# [TRY IT]
Look for the string "screenshot" in the data below, and copy each line that holds it.

(Excerpts from an interface dataset)
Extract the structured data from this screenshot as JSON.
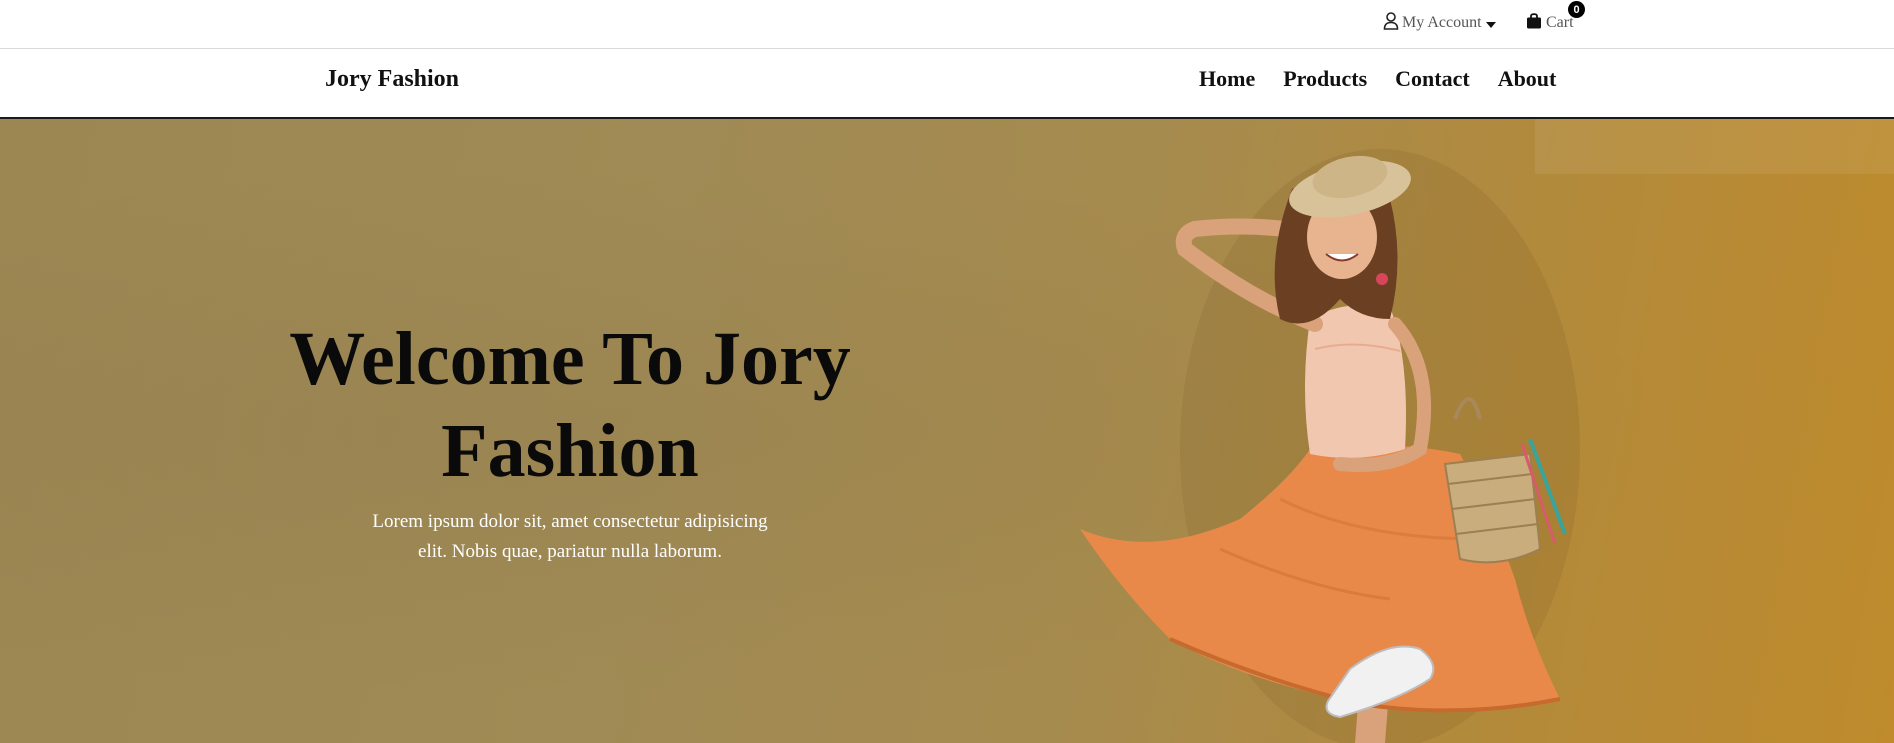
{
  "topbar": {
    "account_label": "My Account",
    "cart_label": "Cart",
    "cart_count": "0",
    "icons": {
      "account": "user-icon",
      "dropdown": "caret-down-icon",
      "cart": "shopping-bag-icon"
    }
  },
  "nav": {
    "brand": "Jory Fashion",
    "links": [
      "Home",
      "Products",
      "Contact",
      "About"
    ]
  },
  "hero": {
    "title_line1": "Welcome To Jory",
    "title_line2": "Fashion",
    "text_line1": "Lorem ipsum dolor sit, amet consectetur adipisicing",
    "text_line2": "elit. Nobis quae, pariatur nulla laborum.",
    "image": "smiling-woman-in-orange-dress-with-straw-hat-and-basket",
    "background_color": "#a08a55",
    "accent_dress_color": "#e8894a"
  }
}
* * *
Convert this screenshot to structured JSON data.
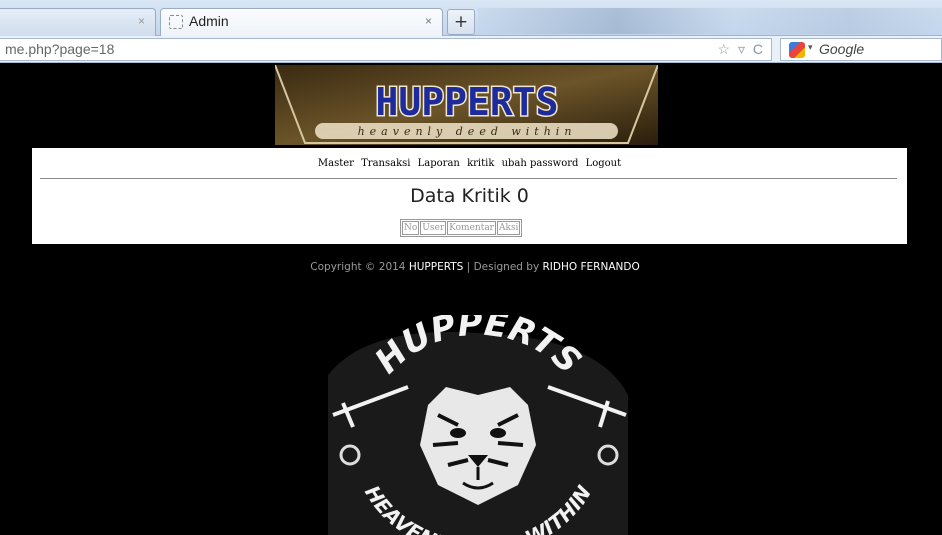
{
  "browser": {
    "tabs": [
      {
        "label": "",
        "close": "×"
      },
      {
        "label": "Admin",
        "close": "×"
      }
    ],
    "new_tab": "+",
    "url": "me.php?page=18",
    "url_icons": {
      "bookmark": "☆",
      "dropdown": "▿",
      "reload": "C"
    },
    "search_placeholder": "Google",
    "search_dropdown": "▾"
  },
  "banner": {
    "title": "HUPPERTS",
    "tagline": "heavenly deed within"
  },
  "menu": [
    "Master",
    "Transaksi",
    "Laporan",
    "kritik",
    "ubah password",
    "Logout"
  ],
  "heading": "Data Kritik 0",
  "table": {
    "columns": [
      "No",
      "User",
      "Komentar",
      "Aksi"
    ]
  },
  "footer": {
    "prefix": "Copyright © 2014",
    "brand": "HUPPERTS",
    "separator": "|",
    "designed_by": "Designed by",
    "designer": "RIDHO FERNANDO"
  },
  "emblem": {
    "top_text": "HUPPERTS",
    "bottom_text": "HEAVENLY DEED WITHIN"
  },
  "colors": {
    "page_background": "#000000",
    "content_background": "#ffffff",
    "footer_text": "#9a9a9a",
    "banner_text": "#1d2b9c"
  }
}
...
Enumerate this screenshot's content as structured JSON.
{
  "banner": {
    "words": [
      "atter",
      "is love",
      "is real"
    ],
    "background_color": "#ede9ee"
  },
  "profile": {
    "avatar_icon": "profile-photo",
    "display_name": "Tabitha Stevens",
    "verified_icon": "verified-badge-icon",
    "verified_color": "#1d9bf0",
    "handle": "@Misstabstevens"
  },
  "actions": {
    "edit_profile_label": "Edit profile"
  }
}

# [ANSWER TO THE EXERCISE]
Extract the structured data from this screenshot as JSON.
Convert this screenshot to structured JSON data.
Enumerate this screenshot's content as structured JSON.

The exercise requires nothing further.